*Work request*: Number of lines below with the word "initials": give it and nothing more.

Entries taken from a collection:
■ ■ ■ ■ ■
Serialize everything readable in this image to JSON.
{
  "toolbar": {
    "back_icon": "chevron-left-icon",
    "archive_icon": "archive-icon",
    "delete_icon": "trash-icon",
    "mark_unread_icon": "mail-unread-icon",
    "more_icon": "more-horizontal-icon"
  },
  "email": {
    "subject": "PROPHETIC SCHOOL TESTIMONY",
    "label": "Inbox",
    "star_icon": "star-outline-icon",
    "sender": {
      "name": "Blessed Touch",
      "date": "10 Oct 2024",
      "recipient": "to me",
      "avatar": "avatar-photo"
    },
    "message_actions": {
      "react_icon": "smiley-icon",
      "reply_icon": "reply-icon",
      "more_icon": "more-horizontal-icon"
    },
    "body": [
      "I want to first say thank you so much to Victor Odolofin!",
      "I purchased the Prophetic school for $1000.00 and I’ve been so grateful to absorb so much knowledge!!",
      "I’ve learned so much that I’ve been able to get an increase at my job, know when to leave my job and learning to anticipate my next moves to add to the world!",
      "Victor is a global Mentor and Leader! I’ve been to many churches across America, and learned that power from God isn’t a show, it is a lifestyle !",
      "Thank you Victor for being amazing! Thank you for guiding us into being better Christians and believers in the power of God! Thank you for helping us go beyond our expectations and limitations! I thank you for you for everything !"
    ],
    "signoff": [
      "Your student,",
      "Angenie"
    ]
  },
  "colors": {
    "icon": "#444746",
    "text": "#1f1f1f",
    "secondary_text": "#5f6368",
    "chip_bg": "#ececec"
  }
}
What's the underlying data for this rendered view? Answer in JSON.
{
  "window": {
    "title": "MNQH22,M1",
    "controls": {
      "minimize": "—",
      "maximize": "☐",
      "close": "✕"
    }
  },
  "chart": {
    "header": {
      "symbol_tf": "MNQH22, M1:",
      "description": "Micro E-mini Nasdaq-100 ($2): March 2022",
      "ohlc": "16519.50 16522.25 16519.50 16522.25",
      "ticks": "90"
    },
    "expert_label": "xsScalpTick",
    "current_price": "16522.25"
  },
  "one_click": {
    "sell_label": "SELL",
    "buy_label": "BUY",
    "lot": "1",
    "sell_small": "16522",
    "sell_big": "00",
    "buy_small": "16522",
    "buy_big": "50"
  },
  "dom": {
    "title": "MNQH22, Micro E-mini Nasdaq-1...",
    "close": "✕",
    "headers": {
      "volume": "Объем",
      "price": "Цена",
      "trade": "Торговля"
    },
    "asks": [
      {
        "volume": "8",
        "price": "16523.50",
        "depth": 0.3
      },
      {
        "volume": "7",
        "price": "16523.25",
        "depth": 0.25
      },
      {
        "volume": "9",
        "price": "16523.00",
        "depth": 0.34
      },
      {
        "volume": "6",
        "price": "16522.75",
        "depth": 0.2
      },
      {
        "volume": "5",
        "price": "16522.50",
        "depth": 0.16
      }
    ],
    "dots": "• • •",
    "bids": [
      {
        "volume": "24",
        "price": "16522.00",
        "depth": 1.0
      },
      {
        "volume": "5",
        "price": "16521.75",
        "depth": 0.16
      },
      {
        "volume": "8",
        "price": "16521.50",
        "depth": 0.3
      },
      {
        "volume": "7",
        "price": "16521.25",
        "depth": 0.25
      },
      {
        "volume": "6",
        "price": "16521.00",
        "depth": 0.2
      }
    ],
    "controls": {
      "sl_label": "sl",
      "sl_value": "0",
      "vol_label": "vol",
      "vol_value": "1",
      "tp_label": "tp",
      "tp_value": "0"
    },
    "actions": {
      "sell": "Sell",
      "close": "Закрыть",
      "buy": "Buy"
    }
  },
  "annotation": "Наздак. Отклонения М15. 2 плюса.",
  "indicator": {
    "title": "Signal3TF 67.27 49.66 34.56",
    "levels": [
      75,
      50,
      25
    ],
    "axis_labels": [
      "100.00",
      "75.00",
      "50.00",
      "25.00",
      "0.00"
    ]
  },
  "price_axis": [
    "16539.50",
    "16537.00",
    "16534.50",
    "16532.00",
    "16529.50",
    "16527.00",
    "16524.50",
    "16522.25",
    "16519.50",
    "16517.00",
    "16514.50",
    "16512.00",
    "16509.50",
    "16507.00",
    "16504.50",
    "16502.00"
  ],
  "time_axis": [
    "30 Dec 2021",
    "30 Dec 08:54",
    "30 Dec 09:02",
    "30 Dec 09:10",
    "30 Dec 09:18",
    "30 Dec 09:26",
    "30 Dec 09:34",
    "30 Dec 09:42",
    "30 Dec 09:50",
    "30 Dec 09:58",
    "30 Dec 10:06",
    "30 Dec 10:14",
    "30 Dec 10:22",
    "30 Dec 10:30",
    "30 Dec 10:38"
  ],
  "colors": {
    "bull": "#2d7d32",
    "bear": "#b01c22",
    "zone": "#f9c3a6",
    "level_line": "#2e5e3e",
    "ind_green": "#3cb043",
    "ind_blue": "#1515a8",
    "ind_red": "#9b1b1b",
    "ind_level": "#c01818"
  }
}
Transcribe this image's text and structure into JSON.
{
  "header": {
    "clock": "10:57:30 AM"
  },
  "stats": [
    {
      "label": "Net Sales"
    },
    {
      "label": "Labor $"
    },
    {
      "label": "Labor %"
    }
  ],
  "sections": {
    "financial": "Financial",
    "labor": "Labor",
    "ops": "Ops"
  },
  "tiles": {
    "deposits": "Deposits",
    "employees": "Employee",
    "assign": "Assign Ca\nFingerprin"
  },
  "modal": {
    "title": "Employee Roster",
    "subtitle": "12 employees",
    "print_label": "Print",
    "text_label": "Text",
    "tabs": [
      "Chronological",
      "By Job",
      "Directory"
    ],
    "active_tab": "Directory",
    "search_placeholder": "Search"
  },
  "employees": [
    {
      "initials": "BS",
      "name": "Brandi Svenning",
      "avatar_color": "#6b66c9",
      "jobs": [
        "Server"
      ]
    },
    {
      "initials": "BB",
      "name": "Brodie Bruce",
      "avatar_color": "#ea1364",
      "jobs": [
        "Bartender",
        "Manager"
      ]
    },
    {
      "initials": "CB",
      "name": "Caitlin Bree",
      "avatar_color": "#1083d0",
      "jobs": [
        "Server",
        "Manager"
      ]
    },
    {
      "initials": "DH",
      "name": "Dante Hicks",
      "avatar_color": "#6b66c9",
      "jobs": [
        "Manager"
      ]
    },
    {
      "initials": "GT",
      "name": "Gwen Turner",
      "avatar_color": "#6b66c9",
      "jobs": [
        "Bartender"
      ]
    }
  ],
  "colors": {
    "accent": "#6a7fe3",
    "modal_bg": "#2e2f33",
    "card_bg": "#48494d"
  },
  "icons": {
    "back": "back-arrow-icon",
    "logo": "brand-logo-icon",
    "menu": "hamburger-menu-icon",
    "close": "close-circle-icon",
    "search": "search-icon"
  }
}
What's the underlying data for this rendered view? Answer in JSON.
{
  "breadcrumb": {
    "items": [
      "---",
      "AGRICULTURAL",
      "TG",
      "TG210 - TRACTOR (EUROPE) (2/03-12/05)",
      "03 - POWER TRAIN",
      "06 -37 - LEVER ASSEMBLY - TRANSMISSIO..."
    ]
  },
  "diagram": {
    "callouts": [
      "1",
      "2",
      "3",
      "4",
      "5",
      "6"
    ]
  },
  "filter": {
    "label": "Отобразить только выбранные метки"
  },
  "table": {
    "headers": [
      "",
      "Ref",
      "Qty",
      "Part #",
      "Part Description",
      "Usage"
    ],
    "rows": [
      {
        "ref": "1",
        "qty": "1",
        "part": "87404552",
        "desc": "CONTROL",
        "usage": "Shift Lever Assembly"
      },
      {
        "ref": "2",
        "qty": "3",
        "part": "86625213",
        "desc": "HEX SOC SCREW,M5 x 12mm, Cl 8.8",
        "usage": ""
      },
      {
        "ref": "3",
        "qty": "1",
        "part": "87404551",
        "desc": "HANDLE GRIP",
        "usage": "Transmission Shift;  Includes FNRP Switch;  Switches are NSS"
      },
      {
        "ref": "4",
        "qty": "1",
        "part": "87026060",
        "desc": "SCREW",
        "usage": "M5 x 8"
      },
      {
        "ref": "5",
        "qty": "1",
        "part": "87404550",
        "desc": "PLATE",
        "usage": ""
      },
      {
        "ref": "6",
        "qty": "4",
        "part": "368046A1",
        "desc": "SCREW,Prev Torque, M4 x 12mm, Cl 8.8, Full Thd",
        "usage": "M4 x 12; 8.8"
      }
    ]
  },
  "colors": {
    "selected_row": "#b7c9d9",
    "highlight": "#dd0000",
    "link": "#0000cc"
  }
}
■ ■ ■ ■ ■
*Result of the exercise*: 5